Wild card who had a big hand in changing the face of poker
Amarillo Slim, who died aged 83, was the World Poker champion four times and arguably did more than any player to popularise the game.
One of a cabal of rough and ready gamblers, mostly Texans, living on their wits in the days when the game was largely confined to dimly-lit, smoke-filled back rooms, Slim sprang from a Wild West tradition dating from the days of Billy The Kid. Many Americans frowned on poker, some even considering it a sin.
But in 1970 Slim's best friend, the one-time Dallas bootlegger Benny Binion, invited him to take part in the first World Poker Championships.
The venue was the Horseshoe, Binion's casino in Las Vegas renowned for accepting any bet, no matter how big. Playing a variant of poker known as Texas Hold 'Em, Slim did not win that year, but he returned in 1971, and triumphed in 1972, walking off with the $60,000 pot.
His victory proved transformative for the game. Slim embarked on a publicity tour, and soon detoxified poker's image. Drawing on Western folklore and characterising the game with an aggressive lexicon of "showdowns" and "shoot-outs", he became poker's most powerful ambassador.
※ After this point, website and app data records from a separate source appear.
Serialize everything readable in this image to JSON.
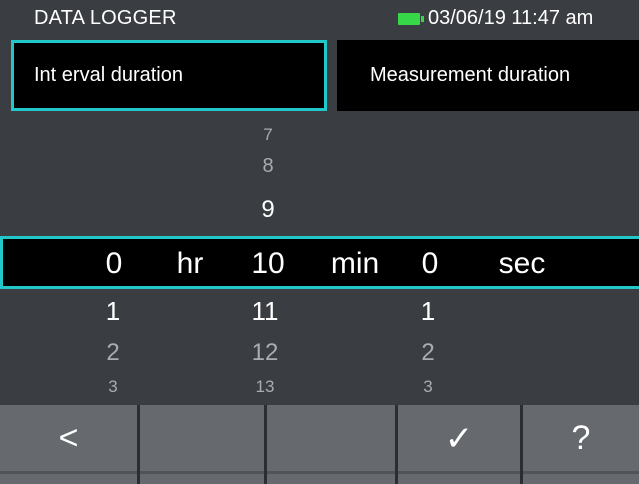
{
  "status": {
    "app_title": "DATA LOGGER",
    "datetime": "03/06/19 11:47 am",
    "battery_color": "#36d84a"
  },
  "tabs": [
    {
      "label": "Int erval duration",
      "active": true
    },
    {
      "label": "Measurement duration",
      "active": false
    }
  ],
  "accent_color": "#22c7c9",
  "picker": {
    "hours_above": [
      "",
      "",
      ""
    ],
    "minutes_above": [
      "7",
      "8",
      "9"
    ],
    "seconds_above": [
      "",
      "",
      ""
    ],
    "selected": {
      "hours": "0",
      "hours_unit": "hr",
      "minutes": "10",
      "minutes_unit": "min",
      "seconds": "0",
      "seconds_unit": "sec"
    },
    "hours_below": [
      "1",
      "2",
      "3"
    ],
    "minutes_below": [
      "11",
      "12",
      "13"
    ],
    "seconds_below": [
      "1",
      "2",
      "3"
    ]
  },
  "toolbar": {
    "back_icon": "chevron-left-icon",
    "back_glyph": "<",
    "confirm_icon": "check-icon",
    "confirm_glyph": "✓",
    "help_icon": "question-icon",
    "help_glyph": "?"
  }
}
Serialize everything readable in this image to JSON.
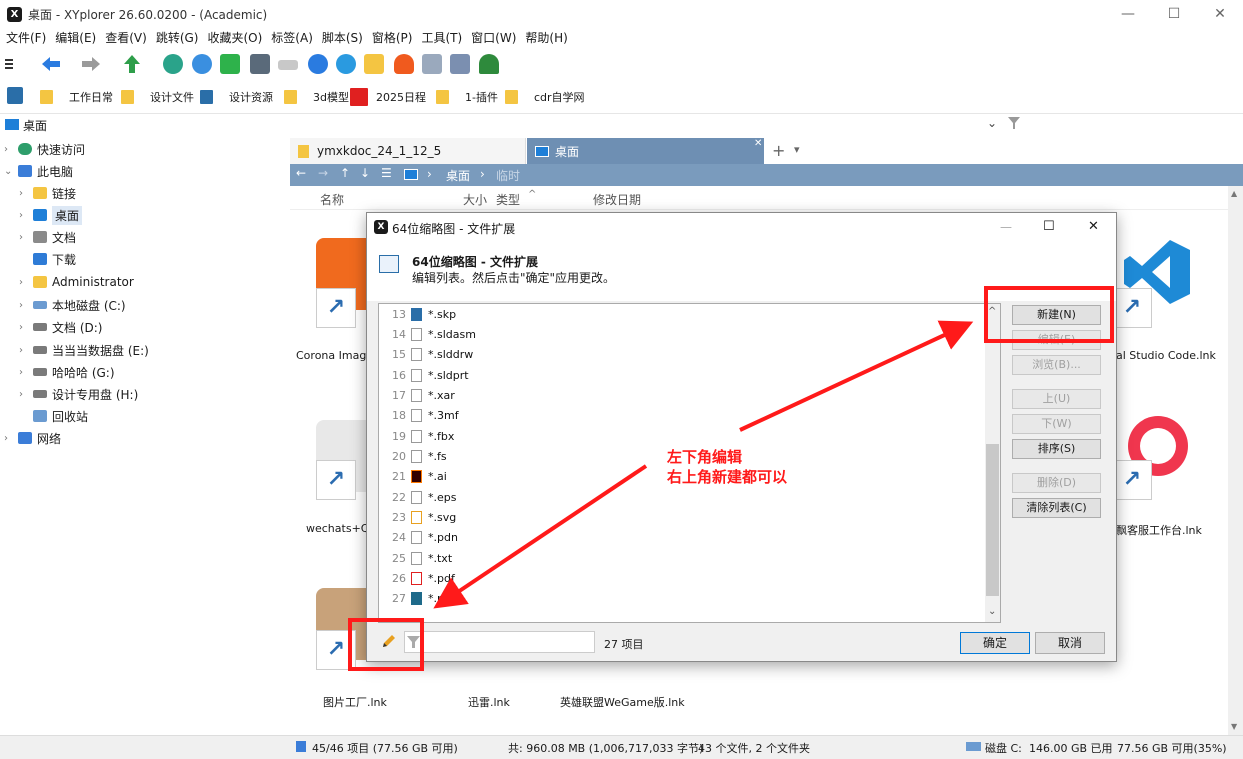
{
  "window": {
    "title": "桌面 - XYplorer 26.60.0200 - (Academic)",
    "min": "—",
    "max": "☐",
    "close": "✕"
  },
  "menu": [
    "文件(F)",
    "编辑(E)",
    "查看(V)",
    "跳转(G)",
    "收藏夹(O)",
    "标签(A)",
    "脚本(S)",
    "窗格(P)",
    "工具(T)",
    "窗口(W)",
    "帮助(H)"
  ],
  "favorites": [
    "工作日常",
    "设计文件",
    "设计资源",
    "3d模型",
    "2025日程",
    "1-插件",
    "cdr自学网"
  ],
  "address": {
    "value": "桌面"
  },
  "tree": [
    {
      "label": "快速访问",
      "expander": "›",
      "color": "#2e9e6b"
    },
    {
      "label": "此电脑",
      "expander": "⌄",
      "color": "#3b7dd8"
    },
    {
      "label": "链接",
      "expander": "›",
      "color": "#f4c542"
    },
    {
      "label": "桌面",
      "expander": "›",
      "color": "#1e7fd8"
    },
    {
      "label": "文档",
      "expander": "›",
      "color": "#8a8a8a"
    },
    {
      "label": "下载",
      "expander": "",
      "color": "#2e7bd6"
    },
    {
      "label": "Administrator",
      "expander": "›",
      "color": "#f4c542"
    },
    {
      "label": "本地磁盘 (C:)",
      "expander": "›",
      "color": "#6b9bd1"
    },
    {
      "label": "文档 (D:)",
      "expander": "›",
      "color": "#7a7a7a"
    },
    {
      "label": "当当当数据盘 (E:)",
      "expander": "›",
      "color": "#7a7a7a"
    },
    {
      "label": "哈哈哈 (G:)",
      "expander": "›",
      "color": "#7a7a7a"
    },
    {
      "label": "设计专用盘 (H:)",
      "expander": "›",
      "color": "#7a7a7a"
    },
    {
      "label": "回收站",
      "expander": "",
      "color": "#6b9bd1"
    },
    {
      "label": "网络",
      "expander": "›",
      "color": "#3b7dd8"
    }
  ],
  "tabs": [
    {
      "label": "ymxkdoc_24_1_12_5"
    },
    {
      "label": "桌面"
    }
  ],
  "tab_add": "+",
  "tab_menu": "▾",
  "breadcrumb": {
    "path": [
      "桌面",
      "临时"
    ],
    "sep": "›"
  },
  "columns": {
    "name": "名称",
    "size": "大小",
    "type": "类型",
    "modified": "修改日期"
  },
  "files": {
    "left": [
      "Corona Image",
      "wechats+QC",
      "图片工厂.lnk"
    ],
    "middle": [
      "迅雷.lnk",
      "英雄联盟WeGame版.lnk"
    ],
    "right": [
      "al Studio Code.lnk",
      "飘客服工作台.lnk"
    ]
  },
  "status": {
    "items": "45/46 项目 (77.56 GB 可用)",
    "total": "共: 960.08 MB (1,006,717,033 字节)",
    "counts": "43 个文件, 2 个文件夹",
    "disk": "磁盘 C:",
    "used": "146.00 GB 已用",
    "free": "77.56 GB 可用(35%)"
  },
  "dialog": {
    "title": "64位缩略图 - 文件扩展",
    "heading": "64位缩略图 - 文件扩展",
    "subheading": "编辑列表。然后点击\"确定\"应用更改。",
    "rows": [
      {
        "num": "13",
        "ext": "*.skp"
      },
      {
        "num": "14",
        "ext": "*.sldasm"
      },
      {
        "num": "15",
        "ext": "*.slddrw"
      },
      {
        "num": "16",
        "ext": "*.sldprt"
      },
      {
        "num": "17",
        "ext": "*.xar"
      },
      {
        "num": "18",
        "ext": "*.3mf"
      },
      {
        "num": "19",
        "ext": "*.fbx"
      },
      {
        "num": "20",
        "ext": "*.fs"
      },
      {
        "num": "21",
        "ext": "*.ai"
      },
      {
        "num": "22",
        "ext": "*.eps"
      },
      {
        "num": "23",
        "ext": "*.svg"
      },
      {
        "num": "24",
        "ext": "*.pdn"
      },
      {
        "num": "25",
        "ext": "*.txt"
      },
      {
        "num": "26",
        "ext": "*.pdf"
      },
      {
        "num": "27",
        "ext": "*.m"
      }
    ],
    "buttons": {
      "new": "新建(N)",
      "edit": "编辑(E)",
      "browse": "浏览(B)...",
      "up": "上(U)",
      "down": "下(W)",
      "sort": "排序(S)",
      "delete": "删除(D)",
      "clear": "清除列表(C)"
    },
    "count_label": "27 项目",
    "ok": "确定",
    "cancel": "取消",
    "filter_value": ""
  },
  "annotation": {
    "line1": "左下角编辑",
    "line2": "右上角新建都可以"
  },
  "colors": {
    "accent": "#ff1a1a",
    "breadcrumb_bg": "#7a9bbd",
    "tab_active": "#6e8fb3"
  }
}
A tall, lean, plain-spoken figure, invariably crowned by a cowboy hat adorned with a genuine rattlesnake head, Slim relished his reputation as one of the first poker superstars and enjoyed bragging about his prowess at the business of bluffing, raising, seeing and folding.
He often regaled American television chat show audiences with homespun words of advice for would-be high rollers.
"Look around the table," he would say. "If you don't see a sucker, get up, because you're the sucker."
Nor, it became clear, were his talents confined to the card table. He once reputedly relieved a drug dealer of $50,000 in the jail cell they were sharing by betting on which of five lumps of sugar a fly would land.
Thomas Austin Preston Jr was born on December 31, 1928, in Johnson, Arkansas. His parents divorced when he was 16 and he moved to Amarillo, Texas, to live with his father.
At 17 he joined the US army, served overseas and on his return met Doyle Brunson and Brian 'Sailor' Roberts, with whom he became fast friends.
The three soon formed a partnership, travelling across the south-western United States as the original Texas "road gamblers", playing poker and seeking out other wagers.
"We got to the point where we were gambling on just about every game there was -- golf, tennis, basketball, pool, sports betting," Slim recalled. "As long as we thought we had some sort of edge, we'd bet. And we made money."
Although the trio eventually broke up, having been robbed of their winnings in Las Vegas, they remained friends.
After his victory in 1972, Slim went on to win three other events at the World Poker Championships, the last being in 1990. In 2000 he narrowly failed to lift his fifth world title.
Slim also hosted the Super Bowl of Poker, which became one of the biggest tournaments in the US until it was cancelled in 1991.
In the course of his tournament career, his earnings amounted to an unimpressive $587,568. These days, players at the World Series stand to win as much as $10m (€7.6m). Meanwhile, online poker has become a multi-billion dollar industry.
He produced several poker books, including Amarillo Slim's Play Poker to Win (2005). In his autobiography, Amarillo Slim in a World Full of Fat People (2003), he claimed to have played poker with two presidents, Johnson and Nixon, and catalogued many of his proposition (or "prop") bets.
These ranged from winning $300,000 at dominoes from the country singer Willie Nelson to beating Minnesota Fats at pool with a broom, hitting a golf ball a mile across a frozen lake, and beating a world champion table tennis player with a Coca-Cola bottle.
As well as his television appearances, Slim also played himself in Robert Altman's gambling film California Split (1974).
In 2003 Slim was indicted in Texas on charges of indecency with a child, his grand-daughter Hannah.
Although he always protested his innocence, he pleaded "no contest" to reduced charges in order, he said, to protect his family. He was fined $4,000 and given two years' probation with counselling.
His reputation never recovered. Slim was robbed at gunpoint twice, insulted with names like "Amarillo Slime", and was to all intents and purposes abandoned by the American poker business. Plans to film his life were reportedly dropped.
Amarillo Slim was divorced. His three children survive him.